But the black-box element complicates this. Traditionally, a whitehat would be able to find and exploit an error in code, and then report a fix to a company – or even fix it themselves. However, an error inside the black-box isn’t subject to this approach, and its developers might not know why it is mistaking a particular road-sign for something else. Sure, they should be able to correct the model, but if they can’t peer under the hood of the black-box, they’re going to be left vulnerable to a similar error being reproduced – and potentially not spotted until it is too late.
Alphabet and its subsidiaries have been leading the charge in pushing these machine-learning systems, with DeepMind unveiling a relational reasoning system back in June that enabled complex questions to be asked – such as “what size is the cylinder that is left of the brown metal thing that is left of the big sphere.” Google’s MultiModel system has a similar function, being a new neural network architecture that can handle multiple domains – such as images, speech, and text. DeepMind has also created a self-learning function that could guess what sounds to match to video.
The final piece of Google-based AI news comes from a new tool called DeepVariant, which Google has released to help with decoding the human genome. The open source tool, available on GitHub, has been designed to better process the massive amount of data generated through analyzing a person’s genome – the sequences of nucleic acid that form the chromosomes inside a person’s DNA.

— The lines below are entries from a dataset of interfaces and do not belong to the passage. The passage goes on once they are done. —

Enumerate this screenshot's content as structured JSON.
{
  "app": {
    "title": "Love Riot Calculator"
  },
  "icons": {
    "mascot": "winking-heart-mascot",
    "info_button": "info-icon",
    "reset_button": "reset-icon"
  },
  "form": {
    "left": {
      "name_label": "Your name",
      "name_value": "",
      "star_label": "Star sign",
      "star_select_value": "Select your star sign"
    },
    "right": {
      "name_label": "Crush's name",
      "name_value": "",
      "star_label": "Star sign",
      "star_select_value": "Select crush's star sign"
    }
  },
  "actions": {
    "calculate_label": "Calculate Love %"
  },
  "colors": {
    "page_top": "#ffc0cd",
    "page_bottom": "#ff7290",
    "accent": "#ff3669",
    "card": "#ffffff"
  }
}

According to the MIT Technology Review, it can automatically identify small insertion and deletion mutations, and single-base-pair mutations, in the genome sequencing data, to provide a picture of a full genome. This is a significant improvement on the high-throughput sequencing techniques of old, which were apparently error-prone, and only offered limited snapshots, and now allows scientists to discern small legitimate mutations from the errors in the sequencing process.